* [Task goal]: Every line containing the string "screenshot" is to be copied from the records.

** Opening The data block **

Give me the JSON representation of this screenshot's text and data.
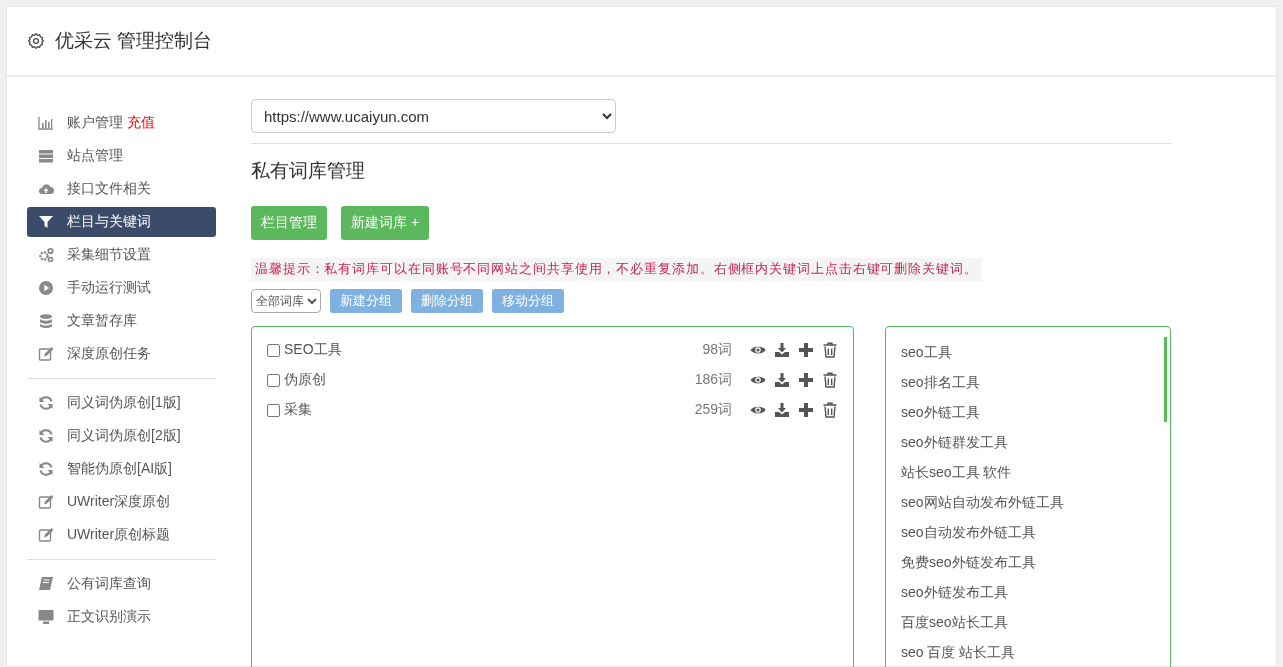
{
  "header": {
    "title": "优采云 管理控制台"
  },
  "sidebar": {
    "groups": [
      [
        {
          "label": "账户管理",
          "badge": "充值",
          "kind": "chart",
          "selected": false
        },
        {
          "label": "站点管理",
          "kind": "server",
          "selected": false
        },
        {
          "label": "接口文件相关",
          "kind": "cloud",
          "selected": false
        },
        {
          "label": "栏目与关键词",
          "kind": "filter",
          "selected": true
        },
        {
          "label": "采集细节设置",
          "kind": "gears",
          "selected": false
        },
        {
          "label": "手动运行测试",
          "kind": "play",
          "selected": false
        },
        {
          "label": "文章暂存库",
          "kind": "database",
          "selected": false
        },
        {
          "label": "深度原创任务",
          "kind": "edit",
          "selected": false
        }
      ],
      [
        {
          "label": "同义词伪原创[1版]",
          "kind": "refresh",
          "selected": false
        },
        {
          "label": "同义词伪原创[2版]",
          "kind": "refresh",
          "selected": false
        },
        {
          "label": "智能伪原创[AI版]",
          "kind": "refresh",
          "selected": false
        },
        {
          "label": "UWriter深度原创",
          "kind": "edit",
          "selected": false
        },
        {
          "label": "UWriter原创标题",
          "kind": "edit",
          "selected": false
        }
      ],
      [
        {
          "label": "公有词库查询",
          "kind": "book",
          "selected": false
        },
        {
          "label": "正文识别演示",
          "kind": "monitor",
          "selected": false
        }
      ]
    ]
  },
  "site_select": {
    "value": "https://www.ucaiyun.com"
  },
  "heading": "私有词库管理",
  "buttons": [
    "栏目管理",
    "新建词库 +"
  ],
  "tip": "温馨提示：私有词库可以在同账号不同网站之间共享使用，不必重复添加。右侧框内关键词上点击右键可删除关键词。",
  "group_select": {
    "value": "全部词库"
  },
  "group_buttons": [
    "新建分组",
    "删除分组",
    "移动分组"
  ],
  "libraries": [
    {
      "name": "SEO工具",
      "count": "98词",
      "checked": false
    },
    {
      "name": "伪原创",
      "count": "186词",
      "checked": false
    },
    {
      "name": "采集",
      "count": "259词",
      "checked": false
    }
  ],
  "keywords": [
    "seo工具",
    "seo排名工具",
    "seo外链工具",
    "seo外链群发工具",
    "站长seo工具 软件",
    "seo网站自动发布外链工具",
    "seo自动发布外链工具",
    "免费seo外链发布工具",
    "seo外链发布工具",
    "百度seo站长工具",
    "seo 百度 站长工具"
  ]
}
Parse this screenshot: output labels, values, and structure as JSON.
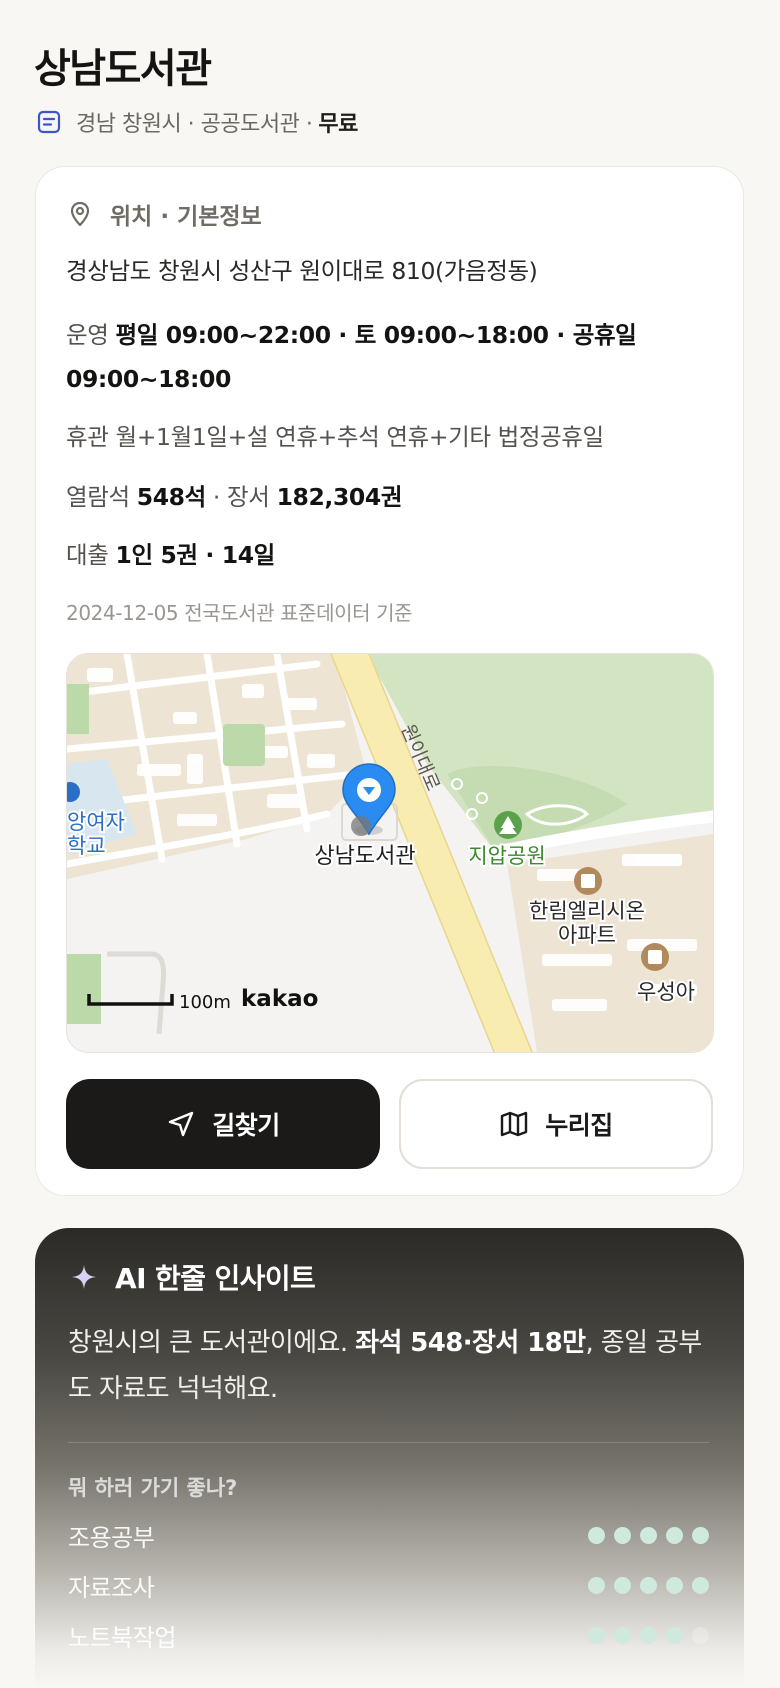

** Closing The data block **

* [Answer to this exercise]:
Give me the JSON representation of this screenshot's text and data.
Parse this screenshot: output labels, values, and structure as JSON.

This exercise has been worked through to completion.